-- Try it --
Please give the number of lines that hold the string "name" in the listing, without any other words.

-- Input for this task --

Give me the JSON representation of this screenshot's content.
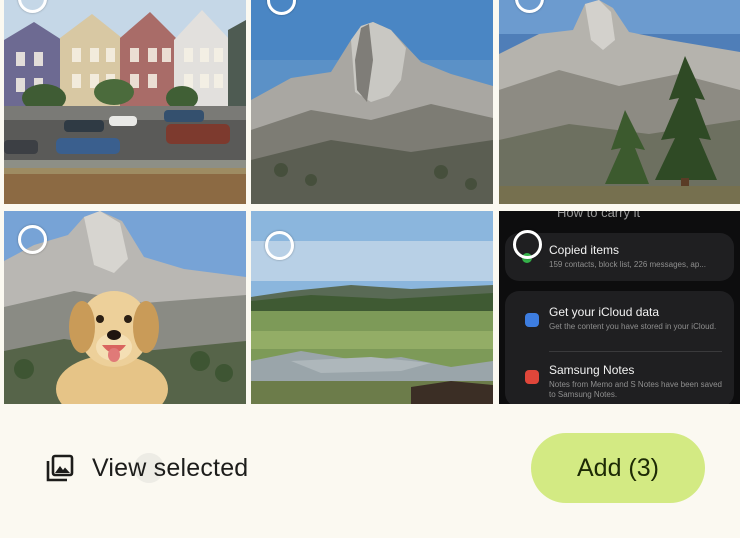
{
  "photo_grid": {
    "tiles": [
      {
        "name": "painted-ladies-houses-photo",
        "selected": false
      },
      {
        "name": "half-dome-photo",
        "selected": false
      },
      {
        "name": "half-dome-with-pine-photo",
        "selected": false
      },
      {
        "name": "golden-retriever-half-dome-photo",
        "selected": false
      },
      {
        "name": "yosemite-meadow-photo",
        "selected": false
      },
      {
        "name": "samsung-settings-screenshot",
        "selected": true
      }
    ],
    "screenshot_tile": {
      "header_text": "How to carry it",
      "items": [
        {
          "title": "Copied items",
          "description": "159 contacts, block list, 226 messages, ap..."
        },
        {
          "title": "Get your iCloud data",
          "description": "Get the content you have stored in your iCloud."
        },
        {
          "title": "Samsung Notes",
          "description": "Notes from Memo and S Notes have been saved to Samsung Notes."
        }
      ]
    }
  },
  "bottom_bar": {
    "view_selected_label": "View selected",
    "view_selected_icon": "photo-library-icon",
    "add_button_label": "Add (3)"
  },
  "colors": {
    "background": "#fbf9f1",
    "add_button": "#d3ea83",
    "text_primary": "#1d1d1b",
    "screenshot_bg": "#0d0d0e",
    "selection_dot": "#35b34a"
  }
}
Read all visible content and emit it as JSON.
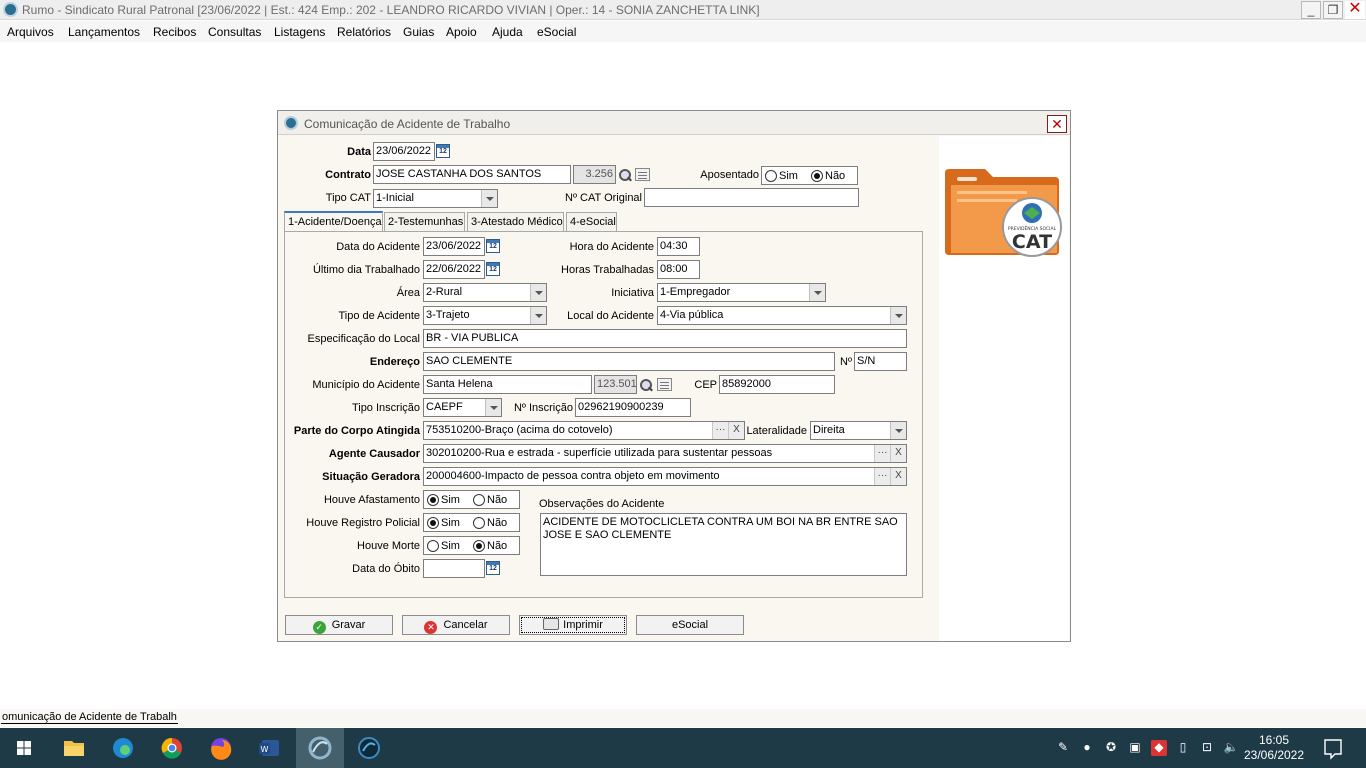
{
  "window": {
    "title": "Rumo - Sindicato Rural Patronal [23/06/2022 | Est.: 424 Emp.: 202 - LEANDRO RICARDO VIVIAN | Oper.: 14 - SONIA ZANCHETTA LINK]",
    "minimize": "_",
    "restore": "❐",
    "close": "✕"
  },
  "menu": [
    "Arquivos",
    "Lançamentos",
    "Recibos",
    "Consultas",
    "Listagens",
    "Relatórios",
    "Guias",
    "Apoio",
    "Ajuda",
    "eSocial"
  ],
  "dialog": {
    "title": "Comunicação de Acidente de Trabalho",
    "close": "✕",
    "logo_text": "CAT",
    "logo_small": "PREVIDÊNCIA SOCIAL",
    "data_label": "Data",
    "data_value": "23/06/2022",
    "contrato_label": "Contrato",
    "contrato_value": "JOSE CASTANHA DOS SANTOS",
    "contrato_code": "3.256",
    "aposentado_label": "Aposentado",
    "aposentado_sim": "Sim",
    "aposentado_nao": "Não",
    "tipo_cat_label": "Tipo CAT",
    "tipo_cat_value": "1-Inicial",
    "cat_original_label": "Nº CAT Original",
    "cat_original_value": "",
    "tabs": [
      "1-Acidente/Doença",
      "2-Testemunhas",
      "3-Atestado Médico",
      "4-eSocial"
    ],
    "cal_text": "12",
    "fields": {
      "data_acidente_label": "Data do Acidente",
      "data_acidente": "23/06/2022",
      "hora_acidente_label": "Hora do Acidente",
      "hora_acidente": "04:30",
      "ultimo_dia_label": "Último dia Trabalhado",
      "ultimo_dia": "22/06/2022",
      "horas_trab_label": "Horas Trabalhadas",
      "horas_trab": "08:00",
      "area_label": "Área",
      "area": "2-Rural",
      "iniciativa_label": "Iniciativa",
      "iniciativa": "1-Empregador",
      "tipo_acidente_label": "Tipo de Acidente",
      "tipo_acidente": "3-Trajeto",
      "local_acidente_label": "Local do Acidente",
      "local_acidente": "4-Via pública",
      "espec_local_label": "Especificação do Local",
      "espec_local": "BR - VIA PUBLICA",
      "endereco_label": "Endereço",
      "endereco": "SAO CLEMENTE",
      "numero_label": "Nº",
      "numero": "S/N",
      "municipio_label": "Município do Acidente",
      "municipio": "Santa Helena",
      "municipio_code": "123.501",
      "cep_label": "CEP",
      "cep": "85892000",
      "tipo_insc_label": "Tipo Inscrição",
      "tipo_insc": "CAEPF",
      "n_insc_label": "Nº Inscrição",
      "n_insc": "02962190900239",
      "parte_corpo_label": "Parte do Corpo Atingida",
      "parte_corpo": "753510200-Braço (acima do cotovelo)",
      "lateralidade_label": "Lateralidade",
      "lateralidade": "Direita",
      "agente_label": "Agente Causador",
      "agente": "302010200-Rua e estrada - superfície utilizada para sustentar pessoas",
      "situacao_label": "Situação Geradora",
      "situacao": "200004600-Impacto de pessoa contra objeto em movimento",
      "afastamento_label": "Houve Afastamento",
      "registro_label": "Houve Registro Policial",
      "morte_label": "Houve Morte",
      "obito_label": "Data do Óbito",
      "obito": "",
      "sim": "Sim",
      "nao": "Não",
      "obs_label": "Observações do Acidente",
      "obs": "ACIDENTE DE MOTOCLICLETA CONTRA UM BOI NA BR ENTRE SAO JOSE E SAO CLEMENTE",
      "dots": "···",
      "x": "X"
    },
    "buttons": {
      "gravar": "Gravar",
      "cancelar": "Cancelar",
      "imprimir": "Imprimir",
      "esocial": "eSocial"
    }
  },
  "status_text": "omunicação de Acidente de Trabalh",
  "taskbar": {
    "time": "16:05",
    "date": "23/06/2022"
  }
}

-- Solution --
6